2) Social intuition:

Based on our past experiences and relationships, we can become good at “reading” people. When we interact with others, we unconsciously perceive their verbal and nonverbal cues, colored by our own current or past experiences, and bundle all of this into an impression of what they are thinking or how they are feeling. As parents, we do this all the time. Children don’t generally announce things like “You know mom, I’m feeling a little overwhelmed by what’s going on at nursery school. I like the toys, but it’s hard for me to rein in my desire to grab everything for myself. Stephanie is nice, and it’s fun to play with her, but it takes a lot of cognitive and emotional effort to coordinate our activities, and now I’m just plumb tuckered out.” Instead, we intuit when our children have reached the end of their rope, and we say something like, “Let’s have some quiet time reading on the couch” or “Let’s go play on the swings.”

3) Creative intuition:

This kind of intuition involves gaining a new insight by following a “hunch” that something new or different might work. It involves combining knowledge in new ways. Creative intuition often involves a “precolating” phase that leads up to the creative breakthrough. Maybe you’ve had a difficult situation that came up again and again—bed time dawdling or arguing about who sits where in the car–but then you suddenly had a bright idea of how to handle it differently. You weren’t sitting down and consciously thinking about, “How can I do this differently?” The idea just sprung to mind. This burst of inspiration about how to change a pattern is creative intuition.

4) Moral intuition:

This kind of intuition involves our “gut feelings” about what’s right or wrong. If you’ve thought, “That just doesn’t feel right to me!,” (e.g., about co-sleeping or about “cry it out”), you’re relying on moral intuition. You can probably come up with reasons to justify the decision, but that happens afterwards. The initial response was an immediate, intuitive “knowing.”

Broken down this way, mother’s (or father’s) intuition doesn’t seem so mysterious. It’s based on our expertise about our children, ourselves, and our families. The better we know our children, the more experience we’ve had making parenting decisions and learning from them, the more we can develop our “instincts.”

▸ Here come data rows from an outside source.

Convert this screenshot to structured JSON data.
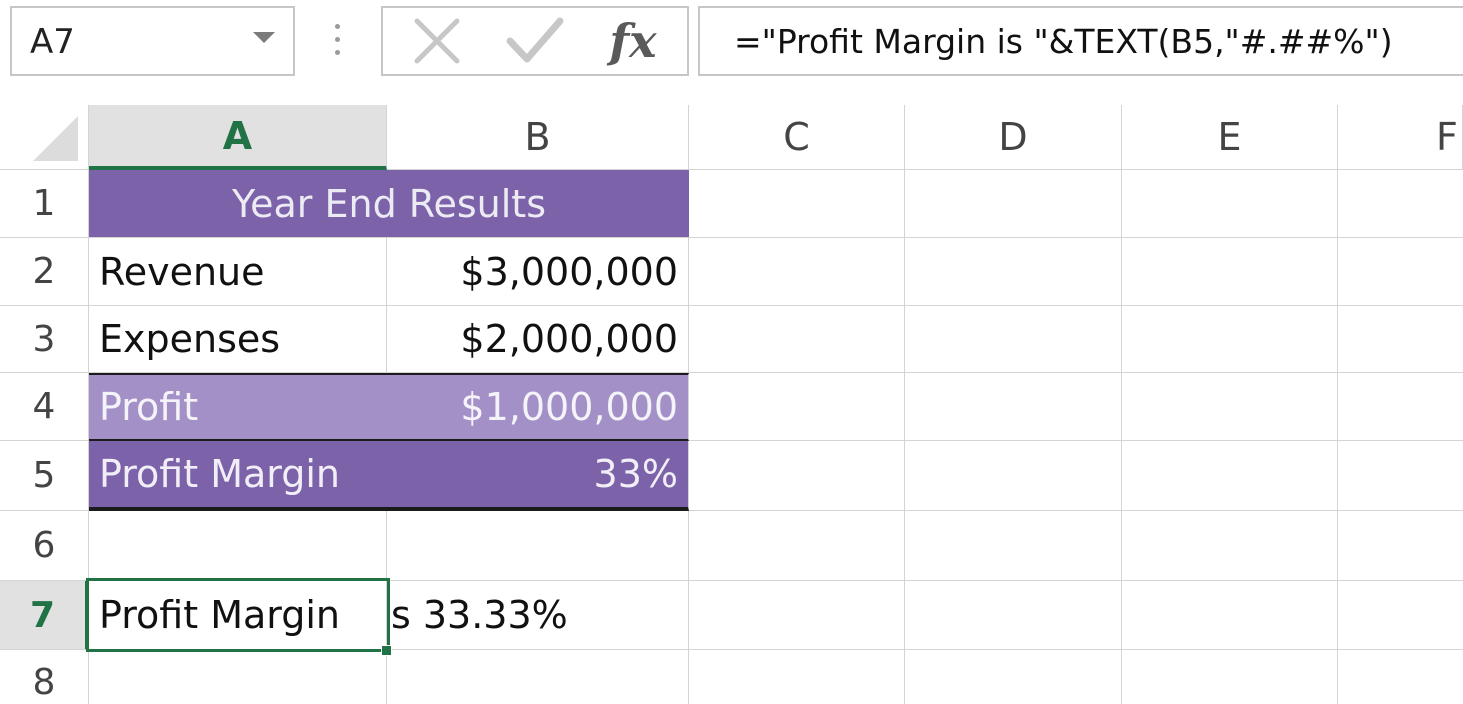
{
  "name_box": {
    "value": "A7"
  },
  "formula_bar": {
    "formula": "=\"Profit Margin is \"&TEXT(B5,\"#.##%\")"
  },
  "columns": [
    "A",
    "B",
    "C",
    "D",
    "E",
    "F"
  ],
  "rows": [
    "1",
    "2",
    "3",
    "4",
    "5",
    "6",
    "7",
    "8"
  ],
  "active_cell": {
    "column": "A",
    "row": "7"
  },
  "sheet": {
    "title": "Year End Results",
    "revenue_label": "Revenue",
    "revenue_value": "$3,000,000",
    "expenses_label": "Expenses",
    "expenses_value": "$2,000,000",
    "profit_label": "Profit",
    "profit_value": "$1,000,000",
    "margin_label": "Profit Margin",
    "margin_value": "33%",
    "a7_part1": "Profit Margin ",
    "a7_part2": "s 33.33%"
  },
  "colors": {
    "accent_green": "#217346",
    "header_purple": "#7b62a9",
    "profit_purple": "#a390c6"
  },
  "icons": {
    "cancel": "close-icon",
    "enter": "checkmark-icon",
    "insert_function": "fx-icon",
    "name_box_dropdown": "chevron-down-icon"
  },
  "labels": {
    "fx": "fx"
  }
}
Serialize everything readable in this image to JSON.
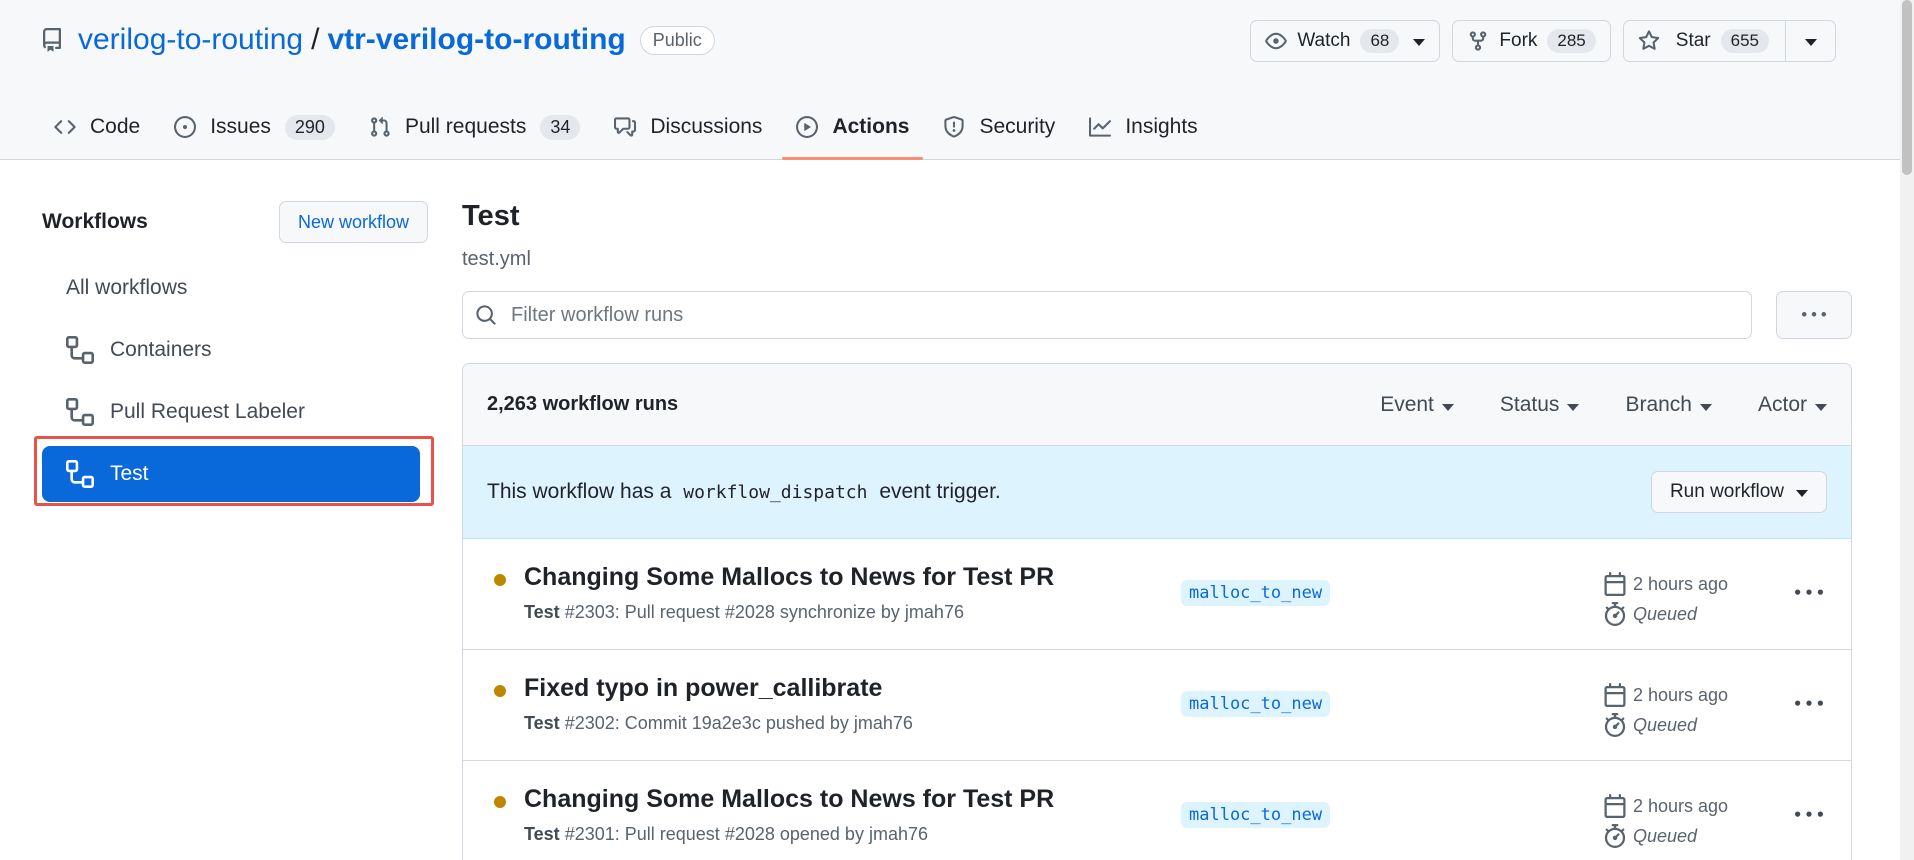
{
  "repo": {
    "owner": "verilog-to-routing",
    "separator": "/",
    "name": "vtr-verilog-to-routing",
    "visibility": "Public"
  },
  "repo_actions": {
    "watch_label": "Watch",
    "watch_count": "68",
    "fork_label": "Fork",
    "fork_count": "285",
    "star_label": "Star",
    "star_count": "655"
  },
  "tabs": [
    {
      "label": "Code",
      "icon": "code-icon"
    },
    {
      "label": "Issues",
      "count": "290",
      "icon": "issue-icon"
    },
    {
      "label": "Pull requests",
      "count": "34",
      "icon": "pull-request-icon"
    },
    {
      "label": "Discussions",
      "icon": "discussion-icon"
    },
    {
      "label": "Actions",
      "icon": "play-icon",
      "active": true
    },
    {
      "label": "Security",
      "icon": "shield-icon"
    },
    {
      "label": "Insights",
      "icon": "graph-icon"
    }
  ],
  "sidebar": {
    "title": "Workflows",
    "new_workflow": "New workflow",
    "items": [
      {
        "label": "All workflows"
      },
      {
        "label": "Containers",
        "icon": "workflow-icon"
      },
      {
        "label": "Pull Request Labeler",
        "icon": "workflow-icon"
      },
      {
        "label": "Test",
        "icon": "workflow-icon",
        "active": true
      }
    ]
  },
  "main": {
    "title": "Test",
    "file": "test.yml",
    "filter_placeholder": "Filter workflow runs",
    "runs_count": "2,263 workflow runs",
    "filters": [
      "Event",
      "Status",
      "Branch",
      "Actor"
    ],
    "dispatch": {
      "before": "This workflow has a",
      "code": "workflow_dispatch",
      "after": "event trigger.",
      "button": "Run workflow"
    },
    "runs": [
      {
        "title": "Changing Some Mallocs to News for Test PR",
        "workflow": "Test",
        "detail": "#2303: Pull request #2028 synchronize by jmah76",
        "branch": "malloc_to_new",
        "time": "2 hours ago",
        "status": "Queued"
      },
      {
        "title": "Fixed typo in power_callibrate",
        "workflow": "Test",
        "detail": "#2302: Commit 19a2e3c pushed by jmah76",
        "branch": "malloc_to_new",
        "time": "2 hours ago",
        "status": "Queued"
      },
      {
        "title": "Changing Some Mallocs to News for Test PR",
        "workflow": "Test",
        "detail": "#2301: Pull request #2028 opened by jmah76",
        "branch": "malloc_to_new",
        "time": "2 hours ago",
        "status": "Queued"
      }
    ]
  },
  "colors": {
    "link": "#0969da",
    "active_tab_underline": "#fd8c73",
    "queued_dot": "#bf8700",
    "selection_outline": "#e5534b"
  }
}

Does this mean we should “listen to our guts” to know how to parent? Yes. Intuition is a rapid pulling together of what we know into a “feeling” about what’s going on or what we should do. But we also need to keep in mind that intuition isn’t necessarily accurate. When we “go with our gut” we may overlook important information. We may jump to conclusions based on impressions of surface similarity. For instance, when our kids argue, we may too readily leap to defend our younger child because we remember being teased by our older sibling, and be blind to the little one’s role in the conflict.

Our best bet as parents is to combine our intuition with more deliberate thinking and learning. We want to be aware of our “gut feelings” but also deliberately weigh them along with logic and facts.

Intuition draws from experience. As long as our experience is relevant, our intuition is relevant. The problem is that children grow and change, so sometimes as parents, we can get stuck with an old view of our children that is no longer relevant. If you’ve ever complained that your parents treat you like you’re still 11, that could be because they’re relying on out-of-date intuition about how to respond to you. Somehow you still “feel” 11 to them, even thought they “know” you’re older. As parents, we need to make a point of deliberately trying to see our children as they are now, in addition to relying on our experience-based hunches.


Related posts:

Are You a Distracted Parent?

Preventing Mom Meltdowns and Dad Detonations

Soft Criticism


© Eileen Kennedy-Moore, PhD.